    Publication Date: 2021-01-19
    Description: In this paper, we study the relative importance of demand and technology shocks in generating business cycle fluctuations, both at the aggregate level and at the level of individual industries. We construct a New Keynesian DSGE model that is highly disaggregated at the industry level with an input-output network structure. Measured productivity in the model fluctuates in response to both technology and demand shocks due to endogenous factor utilization. We estimate the model by the simulated method of moments using U.S. industry data from 1960 to 2005. We find that the aggregate technology shock has zero variance. Exogenous shocks to technology are necessary for our model to fit the data, but these shocks are exclusively industry-specific, uncorrelated across industries. The bulk of the aggregate fluctuations, including those in aggregate measured productivity, are explained through shocks to aggregate demand. This shock structure is supported by a host of information from the disaggregate data. Our second finding is that about half of the decrease in the cyclicality of measured productivity in the U.S. after the mid-1980s can be explained by the reduction in the size of demand shocks, in line with the narrative of the great moderation.
    Keywords: ddc:330 ; E32 ; E24 ; E37 ; business cycles ; productivity ; industries ; factor utilization ; input-output linkages ; networks

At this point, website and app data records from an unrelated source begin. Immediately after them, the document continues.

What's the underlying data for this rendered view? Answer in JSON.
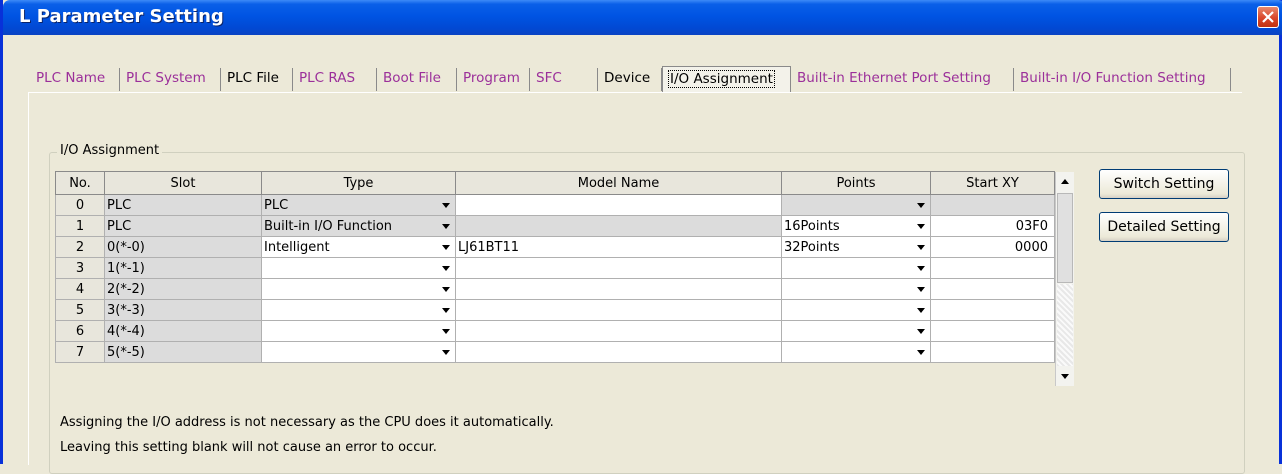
{
  "window": {
    "title": "L Parameter Setting"
  },
  "tabs": [
    {
      "label": "PLC Name"
    },
    {
      "label": "PLC System"
    },
    {
      "label": "PLC File"
    },
    {
      "label": "PLC RAS"
    },
    {
      "label": "Boot File"
    },
    {
      "label": "Program"
    },
    {
      "label": "SFC"
    },
    {
      "label": "Device"
    },
    {
      "label": "I/O Assignment"
    },
    {
      "label": "Built-in Ethernet Port Setting"
    },
    {
      "label": "Built-in I/O Function Setting"
    }
  ],
  "active_tab": "I/O Assignment",
  "group": {
    "label": "I/O Assignment"
  },
  "table": {
    "columns": [
      "No.",
      "Slot",
      "Type",
      "Model Name",
      "Points",
      "Start XY"
    ],
    "rows": [
      {
        "no": "0",
        "slot": "PLC",
        "type": "PLC",
        "model": "",
        "points": "",
        "start": ""
      },
      {
        "no": "1",
        "slot": "PLC",
        "type": "Built-in I/O Function",
        "model": "",
        "points": "16Points",
        "start": "03F0"
      },
      {
        "no": "2",
        "slot": "0(*-0)",
        "type": "Intelligent",
        "model": "LJ61BT11",
        "points": "32Points",
        "start": "0000"
      },
      {
        "no": "3",
        "slot": "1(*-1)",
        "type": "",
        "model": "",
        "points": "",
        "start": ""
      },
      {
        "no": "4",
        "slot": "2(*-2)",
        "type": "",
        "model": "",
        "points": "",
        "start": ""
      },
      {
        "no": "5",
        "slot": "3(*-3)",
        "type": "",
        "model": "",
        "points": "",
        "start": ""
      },
      {
        "no": "6",
        "slot": "4(*-4)",
        "type": "",
        "model": "",
        "points": "",
        "start": ""
      },
      {
        "no": "7",
        "slot": "5(*-5)",
        "type": "",
        "model": "",
        "points": "",
        "start": ""
      }
    ]
  },
  "buttons": {
    "switch_setting": "Switch Setting",
    "detailed_setting": "Detailed Setting"
  },
  "notes": {
    "line1": "Assigning the I/O address is not necessary as the CPU does it automatically.",
    "line2": "Leaving this setting blank will not cause an error to occur."
  }
}
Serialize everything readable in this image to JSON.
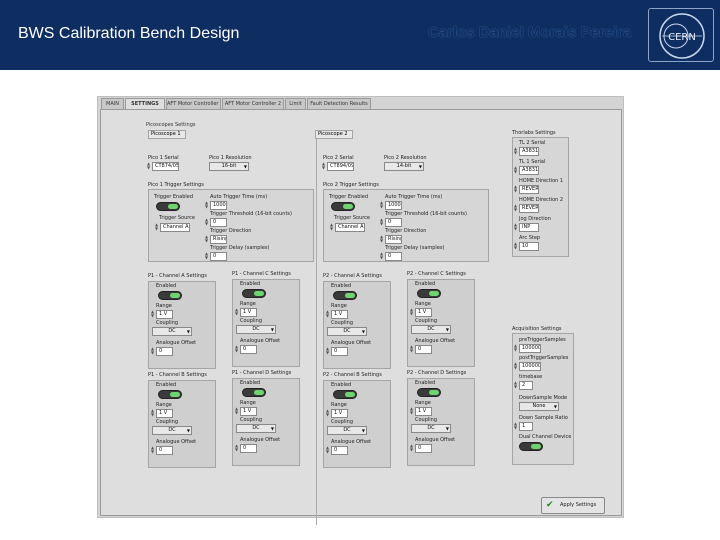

    Repository Name: EconStor: OA server of the German National Library of Economics - Leibniz Information Centre for Economics
    Language: English
    Type: doc-type:workingPaper